## [Work to complete]
Go through the records and copy each line where the string "count" occurs.

Data for analysis: Begin

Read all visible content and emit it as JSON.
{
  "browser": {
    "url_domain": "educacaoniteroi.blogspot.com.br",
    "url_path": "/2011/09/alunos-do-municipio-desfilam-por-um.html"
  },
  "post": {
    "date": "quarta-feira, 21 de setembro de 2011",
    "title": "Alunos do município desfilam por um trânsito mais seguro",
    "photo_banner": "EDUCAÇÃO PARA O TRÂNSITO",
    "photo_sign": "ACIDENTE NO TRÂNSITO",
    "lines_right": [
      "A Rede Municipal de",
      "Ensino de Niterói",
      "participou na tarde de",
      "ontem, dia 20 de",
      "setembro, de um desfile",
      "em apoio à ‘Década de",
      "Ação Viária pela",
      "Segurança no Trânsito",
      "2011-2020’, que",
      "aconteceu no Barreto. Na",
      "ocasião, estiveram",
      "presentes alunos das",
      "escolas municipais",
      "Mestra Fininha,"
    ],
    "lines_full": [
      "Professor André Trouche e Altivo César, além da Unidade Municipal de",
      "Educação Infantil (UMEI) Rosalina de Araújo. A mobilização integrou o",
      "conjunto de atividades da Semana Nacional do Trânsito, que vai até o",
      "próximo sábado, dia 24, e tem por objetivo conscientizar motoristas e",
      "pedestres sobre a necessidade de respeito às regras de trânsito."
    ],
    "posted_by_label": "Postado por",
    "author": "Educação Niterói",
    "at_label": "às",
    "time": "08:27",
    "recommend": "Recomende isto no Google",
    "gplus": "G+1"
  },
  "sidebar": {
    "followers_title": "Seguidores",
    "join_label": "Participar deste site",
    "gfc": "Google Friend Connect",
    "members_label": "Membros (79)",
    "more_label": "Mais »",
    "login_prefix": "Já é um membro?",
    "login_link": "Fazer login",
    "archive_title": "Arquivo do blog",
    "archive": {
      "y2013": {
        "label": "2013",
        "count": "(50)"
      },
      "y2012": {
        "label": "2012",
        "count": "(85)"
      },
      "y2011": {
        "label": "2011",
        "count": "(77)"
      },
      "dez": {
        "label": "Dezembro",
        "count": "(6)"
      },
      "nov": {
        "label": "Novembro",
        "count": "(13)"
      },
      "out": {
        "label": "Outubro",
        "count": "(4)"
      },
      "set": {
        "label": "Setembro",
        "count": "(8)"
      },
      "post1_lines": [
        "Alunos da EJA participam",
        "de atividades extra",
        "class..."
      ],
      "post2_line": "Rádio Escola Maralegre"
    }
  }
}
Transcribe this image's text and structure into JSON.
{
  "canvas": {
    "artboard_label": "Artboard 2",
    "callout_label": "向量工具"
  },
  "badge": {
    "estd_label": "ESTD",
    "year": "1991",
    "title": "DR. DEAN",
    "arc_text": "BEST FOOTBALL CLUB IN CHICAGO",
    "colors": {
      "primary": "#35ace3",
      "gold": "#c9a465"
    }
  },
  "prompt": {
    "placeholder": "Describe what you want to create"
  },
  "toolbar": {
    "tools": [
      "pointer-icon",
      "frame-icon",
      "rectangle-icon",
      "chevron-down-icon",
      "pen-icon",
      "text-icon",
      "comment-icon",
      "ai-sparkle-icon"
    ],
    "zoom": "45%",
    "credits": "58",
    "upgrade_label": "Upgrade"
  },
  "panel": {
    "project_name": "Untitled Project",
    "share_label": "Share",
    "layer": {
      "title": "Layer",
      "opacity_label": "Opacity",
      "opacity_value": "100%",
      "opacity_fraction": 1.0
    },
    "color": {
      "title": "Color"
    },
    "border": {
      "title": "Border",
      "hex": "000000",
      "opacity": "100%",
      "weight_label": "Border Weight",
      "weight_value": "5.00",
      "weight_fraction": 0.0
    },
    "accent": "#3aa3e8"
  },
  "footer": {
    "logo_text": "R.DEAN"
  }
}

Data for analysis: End

## [Response box]
        "count": "(50)"
        "count": "(85)"
        "count": "(77)"
        "count": "(6)"
        "count": "(13)"
        "count": "(4)"
        "count": "(8)"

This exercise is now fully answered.